Doing A Hundred Things In Traverse City Before You Die
By Ross Boissoneau | March 7, 2018
Veteran travel writer Kim Schneider has visited and written about places across the globe, but when the opportunity arose to tout the virtues of Traverse City, she jumped at the chance. In the new 100 Things To Do in Traverse City Before You Die, Schneider lauds the woods and waters of the region, its brewpubs, wineries, shops and restaurants – in short, the things that make it appealing to residents and visitors alike.
Schneider says she was approached by a representative for Reedy Press, which publishes a series of books about cities across the country: “100 things to do before you die” in Tucson, Newark, Savannah, Charleston – and now, Traverse City. “It’s the smallest city they’ve done,” Schneider says. But that didn’t mean it was easy. “It was surprisingly hard to narrow it down.”
She knew she’d end up leaving out some peoples’ favorites. “The scariest thing is I’m already hearing from friends asking ‘Is this winery in there, this brewpub,’ etc. I think if seven different people wrote this, you’d get 700 different things.”
Schneider says she tried to balance personal favorites and well-known entries and places. “I had to pick really iconic (items) and some which represented others, or things that have stood the test of time. For sure, you have to have Sleder’s, Michigan’s oldest restaurant,” she says. Besides kissing the moose at Sleder’s, the book mentions hunting for Petoskey stones and sampling Pleva’s cherry pecan sausage as “iconic” items.
For examples encompassing similar activities, she offered “Shopping on Front Street” or “Shopping at Grand Traverse Commons,” and then provided examples of what someone would find there. “Maybe it’s cheating a little bit, but that’s how people shop,” she reasons.
Then there’s the in-between category, showcasing things old and new together. “Like playing euchre at The Parlor. You have the iconic old-time Midwestern game with high-end cocktails,” she says.
And while it’s Traverse City in the title, Schneider felt obligated to include things in the five-county area, and even a couple from further afield. So it showcases items related to Hemingway in Petoskey or Charlevoix, and things to do in Leelanau or Benzie County.
Schneider began it with five giant post boards, one for each category -- food and drink, sports and recreation, culture and history, music and entertainment, and shopping and fashion.
Then she and friends wrote ideas on sticky notes and stuck them on the appropriate board. She also turned to social media to get ideas. Eventually, she began whittling down the list to something manageable. Then it was just a question of researching and writing.

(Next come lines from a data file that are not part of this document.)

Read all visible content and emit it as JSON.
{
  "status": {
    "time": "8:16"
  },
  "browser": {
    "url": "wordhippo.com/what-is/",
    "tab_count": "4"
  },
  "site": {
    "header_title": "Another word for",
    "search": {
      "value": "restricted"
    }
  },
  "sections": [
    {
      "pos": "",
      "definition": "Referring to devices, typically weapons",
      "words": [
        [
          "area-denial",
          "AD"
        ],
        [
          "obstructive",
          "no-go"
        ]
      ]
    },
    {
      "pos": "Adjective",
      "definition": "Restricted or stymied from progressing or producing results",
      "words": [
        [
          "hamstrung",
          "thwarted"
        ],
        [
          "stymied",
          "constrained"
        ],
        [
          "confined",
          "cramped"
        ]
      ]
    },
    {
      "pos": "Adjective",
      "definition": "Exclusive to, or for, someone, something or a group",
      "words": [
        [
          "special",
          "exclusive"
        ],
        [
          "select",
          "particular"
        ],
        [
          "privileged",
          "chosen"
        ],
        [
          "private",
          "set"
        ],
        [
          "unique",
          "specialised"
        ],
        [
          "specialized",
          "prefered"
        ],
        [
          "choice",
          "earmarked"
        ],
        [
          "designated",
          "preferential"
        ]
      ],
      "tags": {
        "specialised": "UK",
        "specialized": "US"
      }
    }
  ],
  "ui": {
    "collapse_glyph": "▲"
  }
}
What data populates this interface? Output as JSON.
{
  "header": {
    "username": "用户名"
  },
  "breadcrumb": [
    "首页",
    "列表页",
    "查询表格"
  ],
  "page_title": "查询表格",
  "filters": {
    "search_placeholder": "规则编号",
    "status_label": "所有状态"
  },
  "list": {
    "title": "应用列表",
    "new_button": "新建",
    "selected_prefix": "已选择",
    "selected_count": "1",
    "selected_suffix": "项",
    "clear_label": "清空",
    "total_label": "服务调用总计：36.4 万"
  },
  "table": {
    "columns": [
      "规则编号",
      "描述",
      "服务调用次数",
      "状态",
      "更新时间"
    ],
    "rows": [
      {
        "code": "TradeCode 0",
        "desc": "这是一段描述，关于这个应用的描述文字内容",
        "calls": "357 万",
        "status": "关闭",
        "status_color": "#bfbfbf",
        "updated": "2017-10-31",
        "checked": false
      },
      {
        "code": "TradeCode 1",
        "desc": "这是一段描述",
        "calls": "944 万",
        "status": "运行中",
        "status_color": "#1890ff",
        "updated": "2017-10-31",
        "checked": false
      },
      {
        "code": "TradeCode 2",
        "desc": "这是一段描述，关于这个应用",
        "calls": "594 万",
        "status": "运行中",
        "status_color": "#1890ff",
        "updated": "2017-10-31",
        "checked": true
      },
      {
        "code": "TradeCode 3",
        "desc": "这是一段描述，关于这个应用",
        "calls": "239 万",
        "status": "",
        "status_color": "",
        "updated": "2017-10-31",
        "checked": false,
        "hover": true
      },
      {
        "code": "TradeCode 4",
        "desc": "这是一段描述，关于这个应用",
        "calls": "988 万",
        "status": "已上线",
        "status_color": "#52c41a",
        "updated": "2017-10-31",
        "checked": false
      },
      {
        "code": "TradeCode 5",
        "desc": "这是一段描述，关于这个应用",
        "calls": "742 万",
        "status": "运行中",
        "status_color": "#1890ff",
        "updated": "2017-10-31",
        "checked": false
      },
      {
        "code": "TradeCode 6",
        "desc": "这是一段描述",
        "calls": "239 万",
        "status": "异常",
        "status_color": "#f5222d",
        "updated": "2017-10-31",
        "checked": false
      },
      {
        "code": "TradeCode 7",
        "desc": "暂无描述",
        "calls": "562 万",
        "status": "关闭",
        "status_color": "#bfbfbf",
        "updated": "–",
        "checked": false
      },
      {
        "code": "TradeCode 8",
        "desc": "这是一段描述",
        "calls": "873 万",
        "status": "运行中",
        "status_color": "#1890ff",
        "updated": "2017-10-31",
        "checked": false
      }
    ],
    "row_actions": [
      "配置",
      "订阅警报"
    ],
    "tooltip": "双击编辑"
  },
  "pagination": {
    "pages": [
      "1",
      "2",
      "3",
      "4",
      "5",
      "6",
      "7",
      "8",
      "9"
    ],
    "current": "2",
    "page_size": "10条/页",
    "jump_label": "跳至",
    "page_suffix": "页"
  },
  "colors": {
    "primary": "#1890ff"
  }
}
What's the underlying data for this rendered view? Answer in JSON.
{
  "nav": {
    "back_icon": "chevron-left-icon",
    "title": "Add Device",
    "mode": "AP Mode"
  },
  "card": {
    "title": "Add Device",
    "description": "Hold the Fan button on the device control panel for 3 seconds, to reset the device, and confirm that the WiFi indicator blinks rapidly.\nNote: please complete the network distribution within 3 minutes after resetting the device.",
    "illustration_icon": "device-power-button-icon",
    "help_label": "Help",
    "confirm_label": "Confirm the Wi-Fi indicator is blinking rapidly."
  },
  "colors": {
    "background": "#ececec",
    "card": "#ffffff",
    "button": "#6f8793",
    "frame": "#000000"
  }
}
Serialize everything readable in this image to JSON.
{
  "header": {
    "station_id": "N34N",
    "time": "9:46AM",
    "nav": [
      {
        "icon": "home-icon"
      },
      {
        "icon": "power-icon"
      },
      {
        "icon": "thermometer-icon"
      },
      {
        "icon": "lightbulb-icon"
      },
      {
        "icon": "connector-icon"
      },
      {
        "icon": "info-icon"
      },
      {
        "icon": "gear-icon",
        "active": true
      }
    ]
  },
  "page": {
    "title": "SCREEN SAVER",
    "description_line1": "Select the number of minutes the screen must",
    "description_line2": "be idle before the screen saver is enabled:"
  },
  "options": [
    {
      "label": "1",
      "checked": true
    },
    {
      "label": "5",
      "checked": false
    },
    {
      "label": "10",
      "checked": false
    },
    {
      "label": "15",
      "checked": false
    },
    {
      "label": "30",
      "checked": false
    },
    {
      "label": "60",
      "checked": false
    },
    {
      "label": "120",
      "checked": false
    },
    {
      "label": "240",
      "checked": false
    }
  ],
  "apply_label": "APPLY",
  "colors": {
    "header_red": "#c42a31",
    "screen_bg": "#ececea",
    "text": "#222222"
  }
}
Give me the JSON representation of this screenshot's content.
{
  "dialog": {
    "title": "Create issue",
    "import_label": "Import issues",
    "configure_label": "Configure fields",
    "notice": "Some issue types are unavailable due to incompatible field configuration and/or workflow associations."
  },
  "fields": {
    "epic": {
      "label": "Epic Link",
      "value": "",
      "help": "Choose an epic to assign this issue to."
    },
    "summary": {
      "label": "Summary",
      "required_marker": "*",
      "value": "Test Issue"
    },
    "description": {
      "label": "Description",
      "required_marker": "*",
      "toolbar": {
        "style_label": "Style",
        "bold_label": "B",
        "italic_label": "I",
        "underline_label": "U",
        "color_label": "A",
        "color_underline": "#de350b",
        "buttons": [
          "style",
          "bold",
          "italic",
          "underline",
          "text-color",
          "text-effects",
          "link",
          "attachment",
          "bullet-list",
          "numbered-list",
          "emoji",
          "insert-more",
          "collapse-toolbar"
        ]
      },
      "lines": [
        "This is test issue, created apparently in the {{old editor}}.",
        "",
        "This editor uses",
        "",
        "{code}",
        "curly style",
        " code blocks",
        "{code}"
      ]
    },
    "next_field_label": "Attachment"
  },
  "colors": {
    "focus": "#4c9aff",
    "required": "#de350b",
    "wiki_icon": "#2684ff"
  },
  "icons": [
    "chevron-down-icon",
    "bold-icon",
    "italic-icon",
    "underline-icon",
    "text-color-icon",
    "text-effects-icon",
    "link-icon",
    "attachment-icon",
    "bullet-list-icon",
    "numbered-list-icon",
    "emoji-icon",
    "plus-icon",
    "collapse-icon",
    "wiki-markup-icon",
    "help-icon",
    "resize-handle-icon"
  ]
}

And though the Suttons Bay resident is a “local,” she was able to put herself in the shoes of a visitor. “My kids tell me I’m the biggest tourist,” she says.
“I’ve been writing about the area for 17 years for a variety of publications. I’ve stayed at various places, gone on tall ship sails, a lot of things you don’t do if you’re already local,” she says.
One of her favorites involved a stay in Benzie County, which then led to more Benzie adventures. “If you stay two nights at a participating (lodging property), you get this Treasure Trove. You get coupons like a free donut at Crescent Bakery,” she says.
That doesn’t mean she experienced everything in the book. “I didn’t do the Bayshore Marathon, but I did the Kayak, Bike and Brew. I do things like stay at a winery B&B. I think people around here don’t think of doing them or think they’re out of reach.”
While she’s gotten her first shipment of books, they’re not yet on the shelves of local retailers. “It was scheduled for April 15 release, but came in early,” she says. She expects they’ll soon be available at bookstores and other outlets across the area.